Filomena Nurmela and Ke’ahi  

Moving from the city to the sticks. 6D chats to two who have changed their life.

New York has her five boroughs, London its inner city districts, with the Thames bisecting the city into two. Paris has her 20 arrondisements circling the city, divided into historical neighbourhoods, with history dating back to Roman times. So what does the city of Helsinki have to boast about? What does she call the various neighbourhoods and districts within her borders?

Welcome to kantakaupungki, or the districts of Helsinki. But if one were to delve into this term a little deeper, the strict understanding of the term diverges. Most understand living in the area considered to be the kantakaupungki of Helsinki to be the areas connected by the network of trams that rumble through the city streets. The terms historically, however, came about in 1946 with the combining of municipalities and redrawing of official borders. As the city rebuilt itself after the ravages of war, blocks of apartment buildings went up to replace the bombed-out buildings and houses. And, unsurprisingly, up went the housing prices with it.

With the high demand for studio and two-bedroom apartments in the neighbourhoods close to the city centre, prices per square metre have never been higher. Yet, there is still a certain glamour to living within the nearby neighbourhoods of Helsinki city, but at prices that are becoming eye-wateringly expensive. It’s no surprise then that many foreigners are moving out of the city to live in suburbia. But what are these neighbourhoods like, and why would we want to live there?

A saving move

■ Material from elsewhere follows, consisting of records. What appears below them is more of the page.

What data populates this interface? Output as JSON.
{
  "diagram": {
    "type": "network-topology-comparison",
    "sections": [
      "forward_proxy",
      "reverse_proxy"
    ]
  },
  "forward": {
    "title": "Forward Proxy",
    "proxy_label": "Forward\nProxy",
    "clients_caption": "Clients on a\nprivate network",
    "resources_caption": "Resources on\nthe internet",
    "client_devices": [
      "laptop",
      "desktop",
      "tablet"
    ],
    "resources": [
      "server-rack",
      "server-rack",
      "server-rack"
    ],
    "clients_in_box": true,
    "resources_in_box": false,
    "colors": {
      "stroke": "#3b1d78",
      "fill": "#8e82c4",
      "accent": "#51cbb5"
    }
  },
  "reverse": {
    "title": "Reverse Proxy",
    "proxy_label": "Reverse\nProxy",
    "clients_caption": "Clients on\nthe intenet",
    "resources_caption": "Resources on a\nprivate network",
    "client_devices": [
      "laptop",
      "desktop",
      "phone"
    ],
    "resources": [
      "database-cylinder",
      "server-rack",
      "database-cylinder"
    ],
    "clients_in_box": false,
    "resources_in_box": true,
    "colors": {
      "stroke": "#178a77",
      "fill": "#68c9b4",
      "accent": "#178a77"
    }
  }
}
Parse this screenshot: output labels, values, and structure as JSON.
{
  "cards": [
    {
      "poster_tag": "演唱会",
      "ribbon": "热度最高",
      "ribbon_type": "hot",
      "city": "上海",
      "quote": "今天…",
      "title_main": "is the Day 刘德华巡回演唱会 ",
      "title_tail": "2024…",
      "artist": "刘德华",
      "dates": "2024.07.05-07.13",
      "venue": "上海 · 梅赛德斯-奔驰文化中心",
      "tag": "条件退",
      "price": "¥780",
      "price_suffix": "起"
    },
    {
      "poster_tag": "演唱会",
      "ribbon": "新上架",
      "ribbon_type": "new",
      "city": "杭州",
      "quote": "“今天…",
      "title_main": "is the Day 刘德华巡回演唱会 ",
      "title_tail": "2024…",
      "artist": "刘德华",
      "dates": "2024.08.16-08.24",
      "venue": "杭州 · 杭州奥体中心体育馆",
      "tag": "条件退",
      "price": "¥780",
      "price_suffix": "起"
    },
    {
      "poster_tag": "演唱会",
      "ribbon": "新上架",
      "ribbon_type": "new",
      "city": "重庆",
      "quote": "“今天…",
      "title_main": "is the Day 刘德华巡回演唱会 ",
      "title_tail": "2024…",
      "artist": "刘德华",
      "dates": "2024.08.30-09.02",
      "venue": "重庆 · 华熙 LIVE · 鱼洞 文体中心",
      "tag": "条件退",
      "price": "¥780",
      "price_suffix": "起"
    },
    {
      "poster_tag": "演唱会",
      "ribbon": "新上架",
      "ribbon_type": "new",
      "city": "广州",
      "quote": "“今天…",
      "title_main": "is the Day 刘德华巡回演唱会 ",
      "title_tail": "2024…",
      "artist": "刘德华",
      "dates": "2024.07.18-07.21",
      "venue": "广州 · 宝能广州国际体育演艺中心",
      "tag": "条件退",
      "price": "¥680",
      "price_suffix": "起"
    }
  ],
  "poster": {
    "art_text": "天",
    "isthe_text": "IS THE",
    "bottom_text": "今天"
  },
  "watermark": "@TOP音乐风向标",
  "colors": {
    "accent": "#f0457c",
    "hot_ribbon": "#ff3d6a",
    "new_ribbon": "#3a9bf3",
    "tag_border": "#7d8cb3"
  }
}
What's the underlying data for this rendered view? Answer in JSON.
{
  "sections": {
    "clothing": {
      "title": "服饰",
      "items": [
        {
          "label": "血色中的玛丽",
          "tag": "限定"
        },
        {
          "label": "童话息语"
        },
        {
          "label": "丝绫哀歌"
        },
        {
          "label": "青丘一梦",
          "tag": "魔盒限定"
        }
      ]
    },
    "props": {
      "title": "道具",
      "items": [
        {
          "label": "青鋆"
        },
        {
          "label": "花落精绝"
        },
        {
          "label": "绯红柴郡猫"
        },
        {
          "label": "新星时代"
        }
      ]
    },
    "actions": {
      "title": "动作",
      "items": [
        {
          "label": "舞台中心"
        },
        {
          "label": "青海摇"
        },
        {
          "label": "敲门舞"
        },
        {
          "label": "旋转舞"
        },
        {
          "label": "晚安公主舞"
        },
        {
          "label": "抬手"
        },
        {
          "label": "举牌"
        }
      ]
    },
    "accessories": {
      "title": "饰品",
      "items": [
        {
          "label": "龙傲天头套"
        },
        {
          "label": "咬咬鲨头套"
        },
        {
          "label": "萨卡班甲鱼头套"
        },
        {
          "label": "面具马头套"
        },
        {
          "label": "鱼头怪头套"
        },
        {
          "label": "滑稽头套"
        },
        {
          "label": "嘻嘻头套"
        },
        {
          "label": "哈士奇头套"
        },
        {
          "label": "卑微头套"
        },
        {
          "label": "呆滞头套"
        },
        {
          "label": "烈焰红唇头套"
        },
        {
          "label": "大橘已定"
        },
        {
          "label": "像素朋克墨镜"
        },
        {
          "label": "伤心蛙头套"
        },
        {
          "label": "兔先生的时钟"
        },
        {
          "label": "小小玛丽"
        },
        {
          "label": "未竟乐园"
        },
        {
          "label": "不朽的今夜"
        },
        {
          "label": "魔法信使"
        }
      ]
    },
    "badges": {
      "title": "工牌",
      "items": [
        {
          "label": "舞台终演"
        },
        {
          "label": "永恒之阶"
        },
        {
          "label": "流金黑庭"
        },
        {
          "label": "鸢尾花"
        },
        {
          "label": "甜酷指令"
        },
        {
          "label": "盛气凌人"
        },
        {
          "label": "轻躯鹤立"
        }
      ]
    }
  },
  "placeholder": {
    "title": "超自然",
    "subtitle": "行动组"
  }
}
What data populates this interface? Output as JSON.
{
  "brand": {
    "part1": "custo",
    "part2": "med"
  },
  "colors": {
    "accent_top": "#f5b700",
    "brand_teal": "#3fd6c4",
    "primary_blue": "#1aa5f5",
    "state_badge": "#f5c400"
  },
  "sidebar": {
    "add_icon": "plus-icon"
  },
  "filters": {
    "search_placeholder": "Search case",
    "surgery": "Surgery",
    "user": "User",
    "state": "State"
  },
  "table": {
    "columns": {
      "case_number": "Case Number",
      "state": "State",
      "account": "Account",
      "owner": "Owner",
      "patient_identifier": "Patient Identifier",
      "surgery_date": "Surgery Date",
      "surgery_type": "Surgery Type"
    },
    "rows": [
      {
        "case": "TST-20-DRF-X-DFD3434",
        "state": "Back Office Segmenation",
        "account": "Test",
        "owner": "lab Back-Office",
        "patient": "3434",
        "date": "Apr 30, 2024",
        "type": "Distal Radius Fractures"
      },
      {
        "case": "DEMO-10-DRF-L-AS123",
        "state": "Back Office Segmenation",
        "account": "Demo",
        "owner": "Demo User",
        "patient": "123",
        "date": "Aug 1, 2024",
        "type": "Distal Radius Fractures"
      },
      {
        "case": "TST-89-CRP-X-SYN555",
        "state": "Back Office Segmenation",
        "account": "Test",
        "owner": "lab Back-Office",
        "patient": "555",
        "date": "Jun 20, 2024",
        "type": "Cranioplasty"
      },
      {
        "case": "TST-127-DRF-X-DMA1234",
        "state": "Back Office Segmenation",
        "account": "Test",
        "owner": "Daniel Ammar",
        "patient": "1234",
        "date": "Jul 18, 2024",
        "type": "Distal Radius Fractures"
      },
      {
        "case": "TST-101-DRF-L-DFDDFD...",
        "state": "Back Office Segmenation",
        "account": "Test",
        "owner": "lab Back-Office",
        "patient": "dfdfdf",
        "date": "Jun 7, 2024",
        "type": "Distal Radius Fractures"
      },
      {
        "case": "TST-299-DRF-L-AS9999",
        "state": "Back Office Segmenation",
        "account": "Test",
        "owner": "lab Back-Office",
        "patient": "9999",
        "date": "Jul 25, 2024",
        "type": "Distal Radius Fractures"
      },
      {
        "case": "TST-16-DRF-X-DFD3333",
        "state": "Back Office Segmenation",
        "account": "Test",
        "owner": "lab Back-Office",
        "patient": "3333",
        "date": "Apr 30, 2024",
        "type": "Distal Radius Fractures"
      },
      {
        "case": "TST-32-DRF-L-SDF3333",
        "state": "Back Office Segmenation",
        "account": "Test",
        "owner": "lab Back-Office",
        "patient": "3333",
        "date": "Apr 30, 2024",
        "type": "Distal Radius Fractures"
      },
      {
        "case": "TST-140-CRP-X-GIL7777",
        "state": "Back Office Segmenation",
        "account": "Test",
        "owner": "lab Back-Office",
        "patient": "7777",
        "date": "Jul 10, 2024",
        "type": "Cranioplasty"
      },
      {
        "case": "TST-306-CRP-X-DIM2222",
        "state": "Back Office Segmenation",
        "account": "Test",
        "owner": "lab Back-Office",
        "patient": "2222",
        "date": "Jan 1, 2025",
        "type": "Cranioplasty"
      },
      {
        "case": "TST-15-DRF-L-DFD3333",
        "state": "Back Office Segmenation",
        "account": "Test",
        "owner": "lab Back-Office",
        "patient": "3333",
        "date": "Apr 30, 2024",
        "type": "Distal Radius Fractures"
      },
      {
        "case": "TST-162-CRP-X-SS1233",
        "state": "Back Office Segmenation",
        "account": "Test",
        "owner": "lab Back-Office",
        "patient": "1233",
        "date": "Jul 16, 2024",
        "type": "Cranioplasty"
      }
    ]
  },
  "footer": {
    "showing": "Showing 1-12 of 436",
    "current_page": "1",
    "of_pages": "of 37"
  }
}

Annywl Hughes, a British-Finn, made the move from living in Sörnainen to the leafy neighbourhood of Pitäjänmäki. When asked what motivated the move, Hughes is forthcoming enough: “I made the move away from the city centre to save money.” Yet despite the fact that Pitäjänmäki, which sits on the border of Helsinki-Espoo, has a train line running through it, Hughes lives far away enough from the train station for it to be inconvenient, not to mention annoying. “I find that where I live is a bit impractical when it comes to public transportation. So yeah, I’m saving money but wasting time!” Yet, Pitäjänmäki does have its charms. There is the sea nearby, and green areas plus a golf course and tennis courts.

So is living in Pitäjänmäki all bad? Not always.

“What I like about my area is that you can clearly see old Helsinki here. Old houses with big gardens, old apple trees and garden sheds.” It’s certainly quieter than the party-all-the-time atmosphere of Kallio and Sörkka, which Hughes used to call home. But with all this space, Pitäjänmäki lacks a centralised hub with dedicated shops and places to socialise. Hughes did note that while there is cultural representation in her neighbourhood, Pitäjänmäki is still “not a multicultural area, I guess that’s because a lot of people live here or work here but they don’t hang out here. There’s a lack of nice restaurants and cafes and small businesses.”


Annywl Hughes made the move from living in Sörnainen to the leafy neighbourhood of Pitäjänmäki.  

Moving for space

Transversely, Filomena Nurmela and her family moved out of the city because they tired of the faceless hustle and bustle of Helsinki. The American-Finn mother of one explained it thus: “When we found out we were going to have a baby, we decided to move out of Helsinki.” Needing more space and a more child-friendly environment, they chose Espoo.

“The more we live in Espoo, the more we realise how practical it is. It’s easier to let your child explore their surroundings when you’re not surrounded by busy streets with trams, metros, buses and so on.”

How has Ke’ahi, her toddler of almost two years, found life in Espoo? Mum smiles and says, “People in general aren’t so busy or rushed, so there’s the friendly acknowledgement as you pass by, maybe even a little conversation. And I would want Ke’ahi to grow up being friendly and polite to everyone, not too busy with technology or other stuff. I want him to show decency and respect that any human deserves.” That makes Espoo sound like the place to live – but what about multiculturalism and access to extra services?

“Well I see more cultural differences in Espoo; lots of people from different backgrounds. That probably has to do with the cost of living too – and you really see multiculturalism in certain areas of Espoo.” Family Nurmela has also been very happy with the pre-natal care and healthcare services in Espoo, not to mention the numerous green areas, such as Nuuksio National Park that is accessible by bus from Espoo Centre, and the various shopping centres, which makes the weekly shop easy.

The truth of the matter is that while Helsinki is expensive, in comparison to London or New York prices are still manageable and the excellent public transport system connects all areas with great efficiency. That means even if you lived in the outer reaches of the city, or in Espoo, or even in Vantaa, your daily commute would only expand to an hour daily. Living in suburbia is not as big a deal as it used to be but just a matter of mind over matter. While it is luxurious to cycle your bike to work, is it worth the extra 200 euros in rent? As they say, “You get what you ask for.”

Writing you this from the suburbs of all suburbs, Kauniainen, I have to say, the city is all right for the kids, but if you want to live? Suburbia, that’s where it is.

Tania Nathan